What is required> Whenever a line in the records below holds the string "vftable", copy it out.

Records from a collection
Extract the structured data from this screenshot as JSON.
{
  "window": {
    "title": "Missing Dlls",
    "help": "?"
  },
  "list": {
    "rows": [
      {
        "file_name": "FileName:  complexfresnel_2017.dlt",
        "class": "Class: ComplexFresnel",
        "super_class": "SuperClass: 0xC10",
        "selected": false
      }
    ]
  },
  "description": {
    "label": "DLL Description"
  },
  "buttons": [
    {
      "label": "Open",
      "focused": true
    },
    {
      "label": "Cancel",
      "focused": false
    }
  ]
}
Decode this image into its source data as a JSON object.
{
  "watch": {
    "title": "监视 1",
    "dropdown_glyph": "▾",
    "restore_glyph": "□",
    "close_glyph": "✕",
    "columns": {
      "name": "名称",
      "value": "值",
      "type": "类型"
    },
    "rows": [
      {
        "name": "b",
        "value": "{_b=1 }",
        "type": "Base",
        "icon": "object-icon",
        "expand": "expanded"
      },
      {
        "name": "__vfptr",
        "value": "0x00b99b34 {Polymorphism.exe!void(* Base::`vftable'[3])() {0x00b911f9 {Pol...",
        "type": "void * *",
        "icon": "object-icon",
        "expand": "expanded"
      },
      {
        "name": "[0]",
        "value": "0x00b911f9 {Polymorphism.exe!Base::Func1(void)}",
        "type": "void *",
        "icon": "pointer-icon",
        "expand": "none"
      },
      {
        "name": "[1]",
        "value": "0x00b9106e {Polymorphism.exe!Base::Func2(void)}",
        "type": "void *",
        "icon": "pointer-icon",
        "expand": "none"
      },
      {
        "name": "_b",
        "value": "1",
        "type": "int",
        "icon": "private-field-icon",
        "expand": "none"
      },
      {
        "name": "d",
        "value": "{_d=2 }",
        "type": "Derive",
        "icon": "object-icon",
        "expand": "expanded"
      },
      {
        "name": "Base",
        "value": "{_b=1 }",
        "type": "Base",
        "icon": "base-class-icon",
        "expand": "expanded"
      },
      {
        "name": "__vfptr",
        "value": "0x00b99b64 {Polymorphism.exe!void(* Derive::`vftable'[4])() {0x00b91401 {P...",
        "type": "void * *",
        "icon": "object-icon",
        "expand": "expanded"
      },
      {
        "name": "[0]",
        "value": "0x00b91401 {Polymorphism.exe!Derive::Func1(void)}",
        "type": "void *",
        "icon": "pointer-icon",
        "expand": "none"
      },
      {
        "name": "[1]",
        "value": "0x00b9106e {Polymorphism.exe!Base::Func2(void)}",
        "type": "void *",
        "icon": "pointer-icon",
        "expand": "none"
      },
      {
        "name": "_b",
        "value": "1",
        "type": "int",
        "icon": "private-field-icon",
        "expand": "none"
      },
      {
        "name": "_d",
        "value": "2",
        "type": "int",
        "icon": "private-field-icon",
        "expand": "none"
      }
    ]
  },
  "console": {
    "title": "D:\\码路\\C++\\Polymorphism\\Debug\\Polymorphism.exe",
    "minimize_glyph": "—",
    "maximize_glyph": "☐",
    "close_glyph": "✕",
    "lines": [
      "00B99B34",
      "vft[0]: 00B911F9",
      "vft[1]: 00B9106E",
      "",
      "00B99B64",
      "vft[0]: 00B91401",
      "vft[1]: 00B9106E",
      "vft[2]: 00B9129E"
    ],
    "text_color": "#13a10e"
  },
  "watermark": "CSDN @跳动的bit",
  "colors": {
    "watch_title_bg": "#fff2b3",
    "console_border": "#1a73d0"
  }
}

Answer below>
        "value": "0x00b99b34 {Polymorphism.exe!void(* Base::`vftable'[3])() {0x00b911f9 {Pol...",
        "value": "0x00b99b64 {Polymorphism.exe!void(* Derive::`vftable'[4])() {0x00b91401 {P...",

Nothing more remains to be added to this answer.